DESCRIPTION OF THE TASK:
Every line below that contains the word "Disk" must be copied.

─── DATASET EXCERPTS

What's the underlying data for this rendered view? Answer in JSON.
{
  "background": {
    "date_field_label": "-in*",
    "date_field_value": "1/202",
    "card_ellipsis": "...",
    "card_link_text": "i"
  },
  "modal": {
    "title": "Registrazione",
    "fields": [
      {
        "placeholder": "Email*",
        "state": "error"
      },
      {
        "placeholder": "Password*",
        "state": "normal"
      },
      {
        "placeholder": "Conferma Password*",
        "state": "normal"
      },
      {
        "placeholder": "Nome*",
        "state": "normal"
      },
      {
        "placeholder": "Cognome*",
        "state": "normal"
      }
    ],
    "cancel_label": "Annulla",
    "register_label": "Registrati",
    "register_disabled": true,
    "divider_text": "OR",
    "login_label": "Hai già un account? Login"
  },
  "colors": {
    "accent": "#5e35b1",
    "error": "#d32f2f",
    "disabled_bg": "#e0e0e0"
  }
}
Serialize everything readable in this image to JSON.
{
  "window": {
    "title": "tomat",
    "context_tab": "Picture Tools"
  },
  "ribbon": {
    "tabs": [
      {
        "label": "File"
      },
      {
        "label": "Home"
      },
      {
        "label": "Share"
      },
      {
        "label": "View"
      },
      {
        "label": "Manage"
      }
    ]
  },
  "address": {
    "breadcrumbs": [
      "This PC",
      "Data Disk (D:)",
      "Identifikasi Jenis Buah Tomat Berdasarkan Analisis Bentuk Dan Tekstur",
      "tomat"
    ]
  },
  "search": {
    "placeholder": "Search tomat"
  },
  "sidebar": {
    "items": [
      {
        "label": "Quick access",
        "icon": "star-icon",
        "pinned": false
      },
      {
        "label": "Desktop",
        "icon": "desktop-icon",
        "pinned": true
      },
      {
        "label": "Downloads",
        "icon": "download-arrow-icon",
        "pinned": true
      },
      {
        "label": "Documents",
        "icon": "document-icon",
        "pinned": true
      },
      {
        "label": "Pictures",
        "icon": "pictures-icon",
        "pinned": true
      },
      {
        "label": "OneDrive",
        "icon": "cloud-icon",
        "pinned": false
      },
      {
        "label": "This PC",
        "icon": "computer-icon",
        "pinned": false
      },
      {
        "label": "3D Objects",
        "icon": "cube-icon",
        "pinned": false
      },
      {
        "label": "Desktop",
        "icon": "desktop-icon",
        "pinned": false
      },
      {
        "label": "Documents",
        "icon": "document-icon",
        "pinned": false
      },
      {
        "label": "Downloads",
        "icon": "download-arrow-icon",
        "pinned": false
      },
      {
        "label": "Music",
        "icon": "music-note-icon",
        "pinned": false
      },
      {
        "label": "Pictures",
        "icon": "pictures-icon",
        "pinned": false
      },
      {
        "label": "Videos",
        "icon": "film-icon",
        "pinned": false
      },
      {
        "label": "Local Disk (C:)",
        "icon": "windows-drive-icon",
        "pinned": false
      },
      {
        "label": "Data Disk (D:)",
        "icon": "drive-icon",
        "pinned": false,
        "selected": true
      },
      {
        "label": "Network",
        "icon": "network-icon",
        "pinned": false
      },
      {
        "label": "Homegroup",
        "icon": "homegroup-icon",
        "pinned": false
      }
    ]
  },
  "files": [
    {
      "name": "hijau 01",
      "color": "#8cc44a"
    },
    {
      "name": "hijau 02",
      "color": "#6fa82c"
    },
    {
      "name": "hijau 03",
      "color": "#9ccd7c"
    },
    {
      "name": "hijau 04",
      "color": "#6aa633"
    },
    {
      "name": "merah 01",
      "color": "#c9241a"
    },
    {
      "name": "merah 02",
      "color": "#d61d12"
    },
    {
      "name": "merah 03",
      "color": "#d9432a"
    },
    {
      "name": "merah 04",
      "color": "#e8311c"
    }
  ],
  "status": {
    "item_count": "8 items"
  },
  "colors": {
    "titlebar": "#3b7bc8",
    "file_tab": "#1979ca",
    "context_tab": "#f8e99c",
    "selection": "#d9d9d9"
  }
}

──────

SOLVED PROBLEM:
      "Data Disk (D:)",
        "label": "Local Disk (C:)",
        "label": "Data Disk (D:)",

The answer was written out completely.